** Problem statement **
Print the data exactly as written, line for line, and leave its pictures behind.

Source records
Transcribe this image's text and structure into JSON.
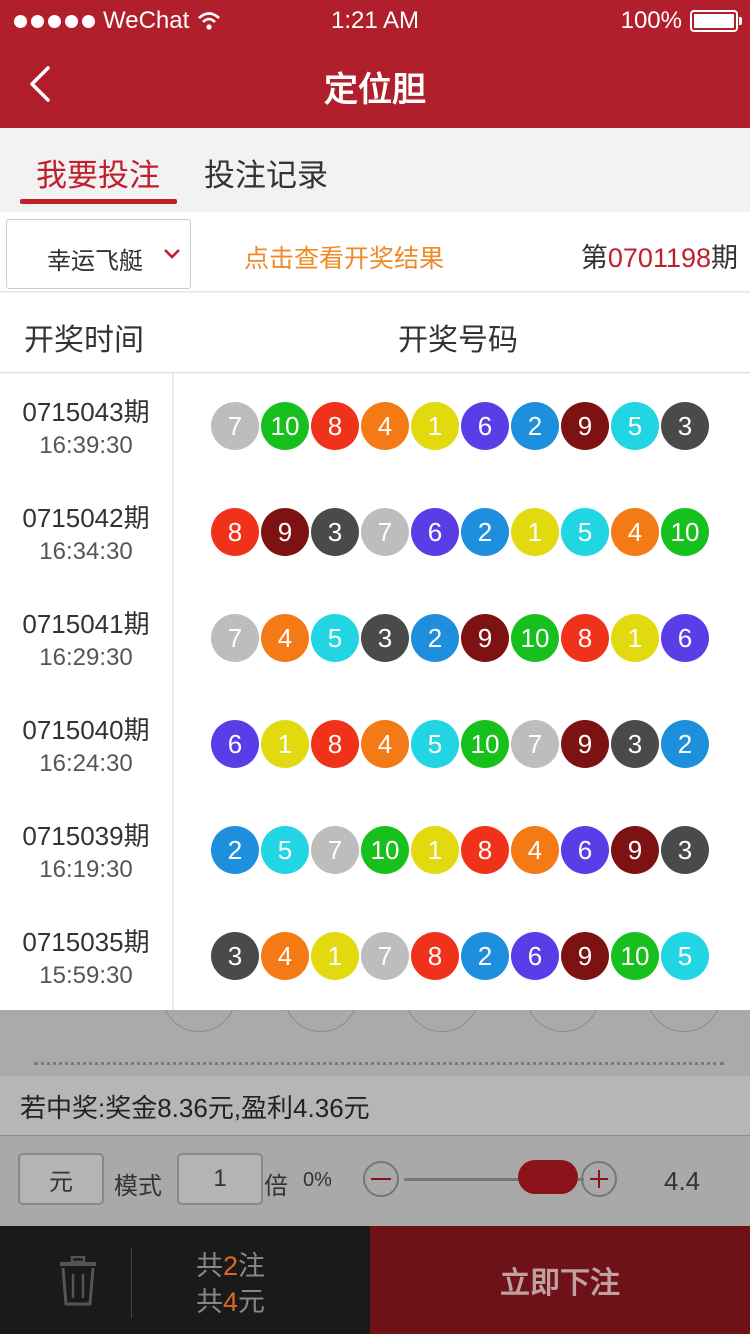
{
  "status_bar": {
    "carrier": "WeChat",
    "time": "1:21 AM",
    "battery": "100%"
  },
  "nav": {
    "title": "定位胆"
  },
  "tabs": [
    {
      "label": "我要投注",
      "active": true
    },
    {
      "label": "投注记录",
      "active": false
    }
  ],
  "lottery": {
    "name": "幸运飞艇",
    "view_results": "点击查看开奖结果",
    "period_prefix": "第",
    "period_number": "0701198",
    "period_suffix": "期"
  },
  "results": {
    "col_time": "开奖时间",
    "col_numbers": "开奖号码",
    "rows": [
      {
        "period": "0715043期",
        "time": "16:39:30",
        "numbers": [
          7,
          10,
          8,
          4,
          1,
          6,
          2,
          9,
          5,
          3
        ]
      },
      {
        "period": "0715042期",
        "time": "16:34:30",
        "numbers": [
          8,
          9,
          3,
          7,
          6,
          2,
          1,
          5,
          4,
          10
        ]
      },
      {
        "period": "0715041期",
        "time": "16:29:30",
        "numbers": [
          7,
          4,
          5,
          3,
          2,
          9,
          10,
          8,
          1,
          6
        ]
      },
      {
        "period": "0715040期",
        "time": "16:24:30",
        "numbers": [
          6,
          1,
          8,
          4,
          5,
          10,
          7,
          9,
          3,
          2
        ]
      },
      {
        "period": "0715039期",
        "time": "16:19:30",
        "numbers": [
          2,
          5,
          7,
          10,
          1,
          8,
          4,
          6,
          9,
          3
        ]
      },
      {
        "period": "0715035期",
        "time": "15:59:30",
        "numbers": [
          3,
          4,
          1,
          7,
          8,
          2,
          6,
          9,
          10,
          5
        ]
      }
    ]
  },
  "ball_colors": {
    "1": "#e3d90f",
    "2": "#1e8fdc",
    "3": "#4a4a4a",
    "4": "#f47a15",
    "5": "#22d5e2",
    "6": "#5b3de8",
    "7": "#bdbdbd",
    "8": "#f0321a",
    "9": "#7d1212",
    "10": "#18c01e"
  },
  "prize": {
    "text": "若中奖:奖金8.36元,盈利4.36元"
  },
  "controls": {
    "unit": "元",
    "mode_label": "模式",
    "times_value": "1",
    "times_label": "倍",
    "rebate_percent": "0%",
    "odds_value": "4.4"
  },
  "footer": {
    "line1_prefix": "共",
    "bets_count": "2",
    "line1_suffix": "注",
    "line2_prefix": "共",
    "amount": "4",
    "line2_suffix": "元",
    "submit_label": "立即下注"
  },
  "colors": {
    "brand": "#b01f2b",
    "accent_orange": "#f08a26",
    "submit_bg": "#6c1218"
  }
}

** Finished task **
Transcribe this image's text and structure into JSON.
{
  "status_bar": {
    "carrier": "WeChat",
    "time": "1:21 AM",
    "battery": "100%"
  },
  "nav": {
    "title": "定位胆"
  },
  "tabs": [
    {
      "label": "我要投注",
      "active": true
    },
    {
      "label": "投注记录",
      "active": false
    }
  ],
  "lottery": {
    "name": "幸运飞艇",
    "view_results": "点击查看开奖结果",
    "period_prefix": "第",
    "period_number": "0701198",
    "period_suffix": "期"
  },
  "results": {
    "col_time": "开奖时间",
    "col_numbers": "开奖号码",
    "rows": [
      {
        "period": "0715043期",
        "time": "16:39:30",
        "numbers": [
          7,
          10,
          8,
          4,
          1,
          6,
          2,
          9,
          5,
          3
        ]
      },
      {
        "period": "0715042期",
        "time": "16:34:30",
        "numbers": [
          8,
          9,
          3,
          7,
          6,
          2,
          1,
          5,
          4,
          10
        ]
      },
      {
        "period": "0715041期",
        "time": "16:29:30",
        "numbers": [
          7,
          4,
          5,
          3,
          2,
          9,
          10,
          8,
          1,
          6
        ]
      },
      {
        "period": "0715040期",
        "time": "16:24:30",
        "numbers": [
          6,
          1,
          8,
          4,
          5,
          10,
          7,
          9,
          3,
          2
        ]
      },
      {
        "period": "0715039期",
        "time": "16:19:30",
        "numbers": [
          2,
          5,
          7,
          10,
          1,
          8,
          4,
          6,
          9,
          3
        ]
      },
      {
        "period": "0715035期",
        "time": "15:59:30",
        "numbers": [
          3,
          4,
          1,
          7,
          8,
          2,
          6,
          9,
          10,
          5
        ]
      }
    ]
  },
  "ball_colors": {
    "1": "#e3d90f",
    "2": "#1e8fdc",
    "3": "#4a4a4a",
    "4": "#f47a15",
    "5": "#22d5e2",
    "6": "#5b3de8",
    "7": "#bdbdbd",
    "8": "#f0321a",
    "9": "#7d1212",
    "10": "#18c01e"
  },
  "prize": {
    "text": "若中奖:奖金8.36元,盈利4.36元"
  },
  "controls": {
    "unit": "元",
    "mode_label": "模式",
    "times_value": "1",
    "times_label": "倍",
    "rebate_percent": "0%",
    "odds_value": "4.4"
  },
  "footer": {
    "line1_prefix": "共",
    "bets_count": "2",
    "line1_suffix": "注",
    "line2_prefix": "共",
    "amount": "4",
    "line2_suffix": "元",
    "submit_label": "立即下注"
  },
  "colors": {
    "brand": "#b01f2b",
    "accent_orange": "#f08a26",
    "submit_bg": "#6c1218"
  }
}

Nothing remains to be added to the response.